In the case of pregnancy, changes in the body cause changes in taste sensitivity. However, in the study on reduction in salt intake, changes in eating habits resulted in changes in taste preferences.
Normal aging, neurological problems, such as seizures and drug use can all cause changes in taste preferences and taste sensitivity.
However, the relationship between taste and obesity is still unclear. Does a decreased sensitivity to certain flavors cause obesity, or is a loss of sensitivity to taste just another by-product of obesity?
Some doctors suggest from experience and anecdotal evidence that eating unhealthy foods, particularly those foods high in sodium and unhealthy fats that contribute to obesity, causes reduced sensitivity to taste.

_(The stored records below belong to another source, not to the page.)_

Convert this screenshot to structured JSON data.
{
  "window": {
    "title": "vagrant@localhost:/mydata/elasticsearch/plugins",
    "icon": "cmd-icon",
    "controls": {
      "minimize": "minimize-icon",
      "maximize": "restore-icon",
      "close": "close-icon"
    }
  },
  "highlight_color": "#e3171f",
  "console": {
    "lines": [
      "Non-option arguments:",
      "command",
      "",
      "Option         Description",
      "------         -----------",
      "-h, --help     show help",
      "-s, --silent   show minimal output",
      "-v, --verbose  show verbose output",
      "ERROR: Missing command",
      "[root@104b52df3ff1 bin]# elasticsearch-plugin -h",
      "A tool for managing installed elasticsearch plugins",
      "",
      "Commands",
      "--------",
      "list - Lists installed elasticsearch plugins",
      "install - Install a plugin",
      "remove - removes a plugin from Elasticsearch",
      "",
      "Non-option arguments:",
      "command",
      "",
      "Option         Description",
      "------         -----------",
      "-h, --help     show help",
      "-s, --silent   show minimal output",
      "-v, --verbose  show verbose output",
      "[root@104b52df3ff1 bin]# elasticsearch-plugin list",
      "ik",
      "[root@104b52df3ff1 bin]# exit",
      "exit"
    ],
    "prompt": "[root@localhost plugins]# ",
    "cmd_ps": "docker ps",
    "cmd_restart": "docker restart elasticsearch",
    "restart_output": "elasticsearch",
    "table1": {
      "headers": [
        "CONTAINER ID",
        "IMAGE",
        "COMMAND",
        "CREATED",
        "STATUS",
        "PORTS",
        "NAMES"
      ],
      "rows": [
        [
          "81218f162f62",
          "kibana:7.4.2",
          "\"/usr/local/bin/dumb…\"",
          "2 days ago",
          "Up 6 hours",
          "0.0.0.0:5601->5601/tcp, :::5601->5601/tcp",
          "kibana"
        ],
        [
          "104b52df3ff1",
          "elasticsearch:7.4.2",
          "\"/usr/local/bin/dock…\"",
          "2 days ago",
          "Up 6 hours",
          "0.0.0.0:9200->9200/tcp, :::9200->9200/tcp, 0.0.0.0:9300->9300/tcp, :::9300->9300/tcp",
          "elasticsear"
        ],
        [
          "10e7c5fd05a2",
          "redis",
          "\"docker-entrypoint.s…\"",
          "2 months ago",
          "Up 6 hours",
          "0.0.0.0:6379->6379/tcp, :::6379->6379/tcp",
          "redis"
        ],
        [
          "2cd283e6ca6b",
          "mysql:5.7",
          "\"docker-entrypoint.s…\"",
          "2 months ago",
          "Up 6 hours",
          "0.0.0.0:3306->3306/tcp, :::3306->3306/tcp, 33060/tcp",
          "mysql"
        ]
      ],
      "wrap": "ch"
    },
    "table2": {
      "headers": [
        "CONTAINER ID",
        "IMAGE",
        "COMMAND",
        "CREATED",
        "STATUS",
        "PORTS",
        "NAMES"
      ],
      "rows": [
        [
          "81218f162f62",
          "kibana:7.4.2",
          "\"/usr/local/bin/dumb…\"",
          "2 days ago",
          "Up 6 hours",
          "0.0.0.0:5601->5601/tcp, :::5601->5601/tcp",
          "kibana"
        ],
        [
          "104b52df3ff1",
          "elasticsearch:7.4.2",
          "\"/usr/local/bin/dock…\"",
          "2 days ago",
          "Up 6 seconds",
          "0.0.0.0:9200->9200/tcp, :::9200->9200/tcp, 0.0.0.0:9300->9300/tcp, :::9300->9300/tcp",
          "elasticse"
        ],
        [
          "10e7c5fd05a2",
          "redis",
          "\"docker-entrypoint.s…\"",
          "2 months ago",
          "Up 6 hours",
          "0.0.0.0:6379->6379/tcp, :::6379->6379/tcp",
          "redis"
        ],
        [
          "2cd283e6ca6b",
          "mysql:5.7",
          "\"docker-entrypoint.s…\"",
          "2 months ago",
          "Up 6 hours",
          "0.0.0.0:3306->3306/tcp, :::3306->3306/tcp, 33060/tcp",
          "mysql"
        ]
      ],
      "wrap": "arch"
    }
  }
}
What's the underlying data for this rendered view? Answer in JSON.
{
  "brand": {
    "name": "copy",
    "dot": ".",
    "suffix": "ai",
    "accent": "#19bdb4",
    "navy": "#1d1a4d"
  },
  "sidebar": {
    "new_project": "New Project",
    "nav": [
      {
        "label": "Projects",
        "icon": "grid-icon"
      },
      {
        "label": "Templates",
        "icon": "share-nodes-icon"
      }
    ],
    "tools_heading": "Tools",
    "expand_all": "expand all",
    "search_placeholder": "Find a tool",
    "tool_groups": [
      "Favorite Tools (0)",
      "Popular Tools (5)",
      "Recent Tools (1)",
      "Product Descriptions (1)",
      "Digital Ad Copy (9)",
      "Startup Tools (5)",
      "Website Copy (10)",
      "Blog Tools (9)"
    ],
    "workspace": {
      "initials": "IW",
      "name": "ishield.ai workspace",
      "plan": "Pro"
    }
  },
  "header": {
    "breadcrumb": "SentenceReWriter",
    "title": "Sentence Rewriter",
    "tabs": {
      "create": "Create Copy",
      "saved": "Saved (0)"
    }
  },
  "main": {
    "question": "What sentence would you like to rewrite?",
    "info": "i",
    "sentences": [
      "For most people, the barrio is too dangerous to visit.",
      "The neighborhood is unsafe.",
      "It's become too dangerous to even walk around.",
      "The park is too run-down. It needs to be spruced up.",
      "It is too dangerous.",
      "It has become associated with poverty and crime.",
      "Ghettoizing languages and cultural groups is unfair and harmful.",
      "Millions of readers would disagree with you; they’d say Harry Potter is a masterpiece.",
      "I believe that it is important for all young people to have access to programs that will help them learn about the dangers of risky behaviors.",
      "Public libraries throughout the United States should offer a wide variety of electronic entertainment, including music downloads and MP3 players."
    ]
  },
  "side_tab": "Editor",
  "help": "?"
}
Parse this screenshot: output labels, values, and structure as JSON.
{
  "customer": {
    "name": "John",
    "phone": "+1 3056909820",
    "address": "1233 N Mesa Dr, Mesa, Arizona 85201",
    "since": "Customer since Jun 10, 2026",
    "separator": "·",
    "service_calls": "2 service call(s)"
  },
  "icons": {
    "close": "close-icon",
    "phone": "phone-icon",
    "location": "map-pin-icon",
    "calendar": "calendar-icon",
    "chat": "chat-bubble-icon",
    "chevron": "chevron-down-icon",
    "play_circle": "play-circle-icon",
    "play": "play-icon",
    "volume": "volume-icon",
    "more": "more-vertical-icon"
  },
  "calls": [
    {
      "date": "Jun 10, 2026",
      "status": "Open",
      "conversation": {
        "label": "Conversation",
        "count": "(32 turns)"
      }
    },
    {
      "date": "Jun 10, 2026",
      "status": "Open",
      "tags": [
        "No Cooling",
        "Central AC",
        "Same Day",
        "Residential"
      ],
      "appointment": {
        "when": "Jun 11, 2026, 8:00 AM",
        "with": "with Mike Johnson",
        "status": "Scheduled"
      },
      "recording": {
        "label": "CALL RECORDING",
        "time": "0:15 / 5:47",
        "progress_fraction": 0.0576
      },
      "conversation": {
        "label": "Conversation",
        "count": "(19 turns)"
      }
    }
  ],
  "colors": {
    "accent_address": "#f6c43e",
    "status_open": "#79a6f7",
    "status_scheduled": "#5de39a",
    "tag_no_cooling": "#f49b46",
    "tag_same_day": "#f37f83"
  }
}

In an article on The Huffington Post, David Katz, M.D., Director of the Yale Prevention Research Center, suggests that when we inundate our taste buds all day long with sugar, salt, and chemicals, they become insensitive to them. Dr. Katz states that foods such as pasta sauces with added sugar, ice cream, potato chips and sugary breakfast cereals all contribute to losses in taste sensitivity.
If you regularly eat high sugar and high sodium foods, this news news can be discouraging. We might all agree that food needs to provide us with energy and supply our nutritional needs, but we also all want to eat tasty foods and enjoy what we eat.
According to Dr. Katz, there is good news. Better food choices, even cutting down on sugar and sodium intake for just a few weeks can change your preferences and your sensitivities to salt and fat.
So does obesity change your sense of taste?
The scientific evidence is still out, but anecdotal evidence and what we know about how our tastes change with what we eat suggests that eating high fat and sodium foods reduces sensitivity to taste. It is not obesity that causes changes to sense of taste, rather it’s eating the foods that contribute to obesity.